The Wagner Hotel has already been the starting point for several posts on this blog. Today, will be yet another one. The Wagner family is just full of fascinating, if not notorious, stories.
One of the two daughters in the Wagner family was Rosalie Wagner. Since there were only two girls in the family, it is somewhat likely that one of the two younger ladies in this photo of the Wagner Hotel is Rosalie.
Although I cannot find documentation, I have been told that Rosalie married a Teacher Frederick Pieske who served the school at Salem Lutheran in Farrar. Frederick was previously married, and his first wife had died in 1918. Teacher Pieske later became the superintendant of the Lutheran Orphans Home in Des Peres, Missouri (a suburb of St. Louis). Rosalie also worked at the orphanage. We can find documentation for some of these facts on their death certificates. Here is Frederick’s death certificate. He died in the Lutheran Hospital in St. Louis in 1931.
This leads us to this story which took place in 1935. In a previous blog, it was simply stated that Joseph Wagner’s wife, Fredericka (Estel) Wagner died in 1935. She died on April 28th, and her sister-in-law came to Perry County to attend the funeral. Then another tragedy occurred.
Traveling on the way back home to St. Louis in an automobile along Highway 25 about ten miles west of Ste. Genevieve, the car crashed, rolled over, and Rosalie was killed. Note: Highway 25 is now called Highway 61. Here is Rosalie’s death certificate.
What I find interesting is that the informant listed on this document is Joe Wagner. I have to wonder whether Joe Wagner was the driver of the car that overturned.
Rosalie was buried in the Trinity Lutheran Cemetery in Altenburg. We previously posted this photo of Fredericka’s gravestone.
The stone to the left of Fredericka’s is that of her sister-in-law, Rosalie (Wagner) Pieske. This also illustrates Trinity’s procedure of burying people in the next available place in their cemetery.
This poor family had to go through back-to-back funerals in Altenburg.
Will this be the last of the Wagner stories? At this point, I am not going to commit to saying that it will be. This family just seems to keep giving me material about which to write.

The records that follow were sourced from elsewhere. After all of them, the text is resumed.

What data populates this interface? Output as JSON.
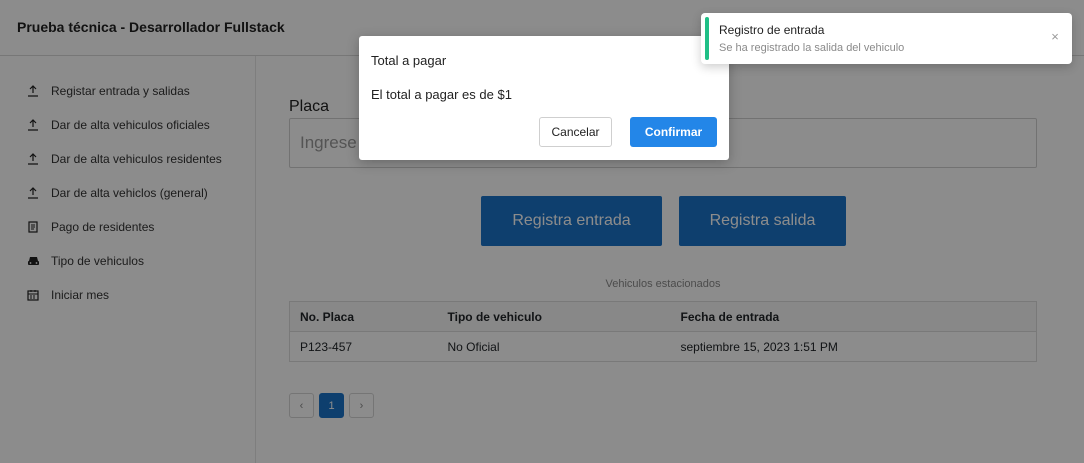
{
  "app": {
    "title": "Prueba técnica - Desarrollador Fullstack"
  },
  "sidebar": {
    "items": [
      {
        "label": "Registar entrada y salidas",
        "icon": "upload-icon"
      },
      {
        "label": "Dar de alta vehiculos oficiales",
        "icon": "upload-icon"
      },
      {
        "label": "Dar de alta vehiculos residentes",
        "icon": "upload-icon"
      },
      {
        "label": "Dar de alta vehiclos (general)",
        "icon": "upload-icon"
      },
      {
        "label": "Pago de residentes",
        "icon": "receipt-icon"
      },
      {
        "label": "Tipo de vehiculos",
        "icon": "car-icon"
      },
      {
        "label": "Iniciar mes",
        "icon": "calendar-icon"
      }
    ]
  },
  "form": {
    "placa_label": "Placa",
    "placa_placeholder": "Ingrese la placa",
    "entrada_label": "Registra entrada",
    "salida_label": "Registra salida"
  },
  "table": {
    "caption": "Vehiculos estacionados",
    "headers": [
      "No. Placa",
      "Tipo de vehiculo",
      "Fecha de entrada"
    ],
    "rows": [
      [
        "P123-457",
        "No Oficial",
        "septiembre 15, 2023 1:51 PM"
      ]
    ]
  },
  "pagination": {
    "prev": "‹",
    "current": "1",
    "next": "›"
  },
  "modal": {
    "title": "Total a pagar",
    "message": "El total a pagar es de $1",
    "cancel_label": "Cancelar",
    "confirm_label": "Confirmar"
  },
  "toast": {
    "title": "Registro de entrada",
    "message": "Se ha registrado la salida del vehiculo",
    "close": "×",
    "accent_color": "#1fbf86"
  },
  "colors": {
    "primary": "#1a73c9",
    "confirm": "#2386e8"
  }
}
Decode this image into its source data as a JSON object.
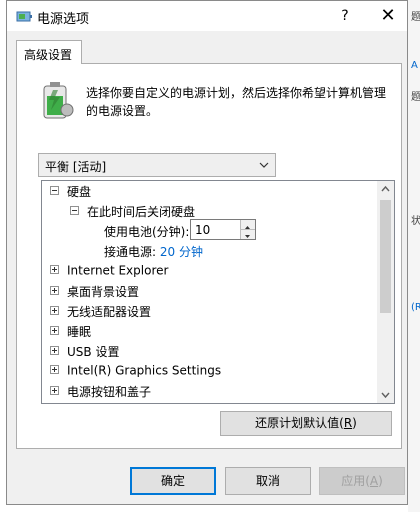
{
  "window": {
    "title": "电源选项",
    "help_glyph": "?",
    "close_glyph": "✕"
  },
  "tab": {
    "label": "高级设置"
  },
  "description": "选择你要自定义的电源计划，然后选择你希望计算机管理的电源设置。",
  "plan_select": {
    "selected": "平衡 [活动]"
  },
  "tree": {
    "hard_disk": "硬盘",
    "turn_off_after": "在此时间后关闭硬盘",
    "on_battery_label": "使用电池(分钟):",
    "on_battery_value": "10",
    "plugged_in_label": "接通电源:",
    "plugged_in_value": "20 分钟",
    "items": [
      "Internet Explorer",
      "桌面背景设置",
      "无线适配器设置",
      "睡眠",
      "USB 设置",
      "Intel(R) Graphics Settings",
      "电源按钮和盖子"
    ]
  },
  "buttons": {
    "restore_prefix": "还原计划默认值(",
    "restore_key": "R",
    "restore_suffix": ")",
    "ok": "确定",
    "cancel": "取消",
    "apply_prefix": "应用(",
    "apply_key": "A",
    "apply_suffix": ")"
  },
  "background_chars": [
    "题",
    "A",
    "题",
    "状",
    "(R"
  ],
  "colors": {
    "accent": "#0078d7",
    "link": "#0066cc"
  }
}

For those of you who may be interested, here is a list of previous blog posts about this Wagner family: